__Task goal__. Which lines in the records below hold the word "false"? Copy each of them.

__App and web page records__.
□ □ □

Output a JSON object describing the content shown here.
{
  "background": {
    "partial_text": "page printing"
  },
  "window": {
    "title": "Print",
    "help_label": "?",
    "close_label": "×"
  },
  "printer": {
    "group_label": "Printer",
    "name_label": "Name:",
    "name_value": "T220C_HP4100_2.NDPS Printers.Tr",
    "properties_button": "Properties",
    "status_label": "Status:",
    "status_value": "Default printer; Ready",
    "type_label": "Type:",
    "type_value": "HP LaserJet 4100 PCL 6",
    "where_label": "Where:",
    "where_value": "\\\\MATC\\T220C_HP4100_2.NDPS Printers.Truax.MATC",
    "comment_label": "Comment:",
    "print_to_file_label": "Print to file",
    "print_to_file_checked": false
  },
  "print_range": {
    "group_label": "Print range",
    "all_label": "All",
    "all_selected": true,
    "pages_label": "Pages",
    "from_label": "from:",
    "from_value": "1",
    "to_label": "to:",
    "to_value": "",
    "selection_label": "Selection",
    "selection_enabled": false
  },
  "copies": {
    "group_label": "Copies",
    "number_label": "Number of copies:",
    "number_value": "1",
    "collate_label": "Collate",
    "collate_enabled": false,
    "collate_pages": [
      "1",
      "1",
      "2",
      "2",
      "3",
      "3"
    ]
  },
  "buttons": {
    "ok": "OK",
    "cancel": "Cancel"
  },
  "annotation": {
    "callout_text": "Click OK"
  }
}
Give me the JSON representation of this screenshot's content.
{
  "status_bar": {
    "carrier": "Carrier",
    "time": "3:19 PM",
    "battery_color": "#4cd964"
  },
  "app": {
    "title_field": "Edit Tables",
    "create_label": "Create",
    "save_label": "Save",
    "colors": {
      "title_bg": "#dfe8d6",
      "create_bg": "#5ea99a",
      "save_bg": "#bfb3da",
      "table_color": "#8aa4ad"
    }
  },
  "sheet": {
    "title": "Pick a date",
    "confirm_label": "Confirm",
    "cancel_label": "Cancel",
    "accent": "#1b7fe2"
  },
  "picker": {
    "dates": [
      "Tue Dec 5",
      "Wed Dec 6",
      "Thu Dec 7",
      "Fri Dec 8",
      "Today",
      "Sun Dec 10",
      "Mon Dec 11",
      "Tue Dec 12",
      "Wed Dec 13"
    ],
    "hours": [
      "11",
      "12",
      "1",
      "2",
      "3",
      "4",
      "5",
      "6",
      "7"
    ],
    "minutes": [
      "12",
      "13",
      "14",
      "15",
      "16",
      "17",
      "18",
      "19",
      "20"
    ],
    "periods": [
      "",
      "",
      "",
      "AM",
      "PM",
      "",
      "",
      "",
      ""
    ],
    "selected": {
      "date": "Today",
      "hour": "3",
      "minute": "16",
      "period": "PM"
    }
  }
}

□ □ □

__Task answer__.
    "print_to_file_checked": false
    "selection_enabled": false
    "collate_enabled": false,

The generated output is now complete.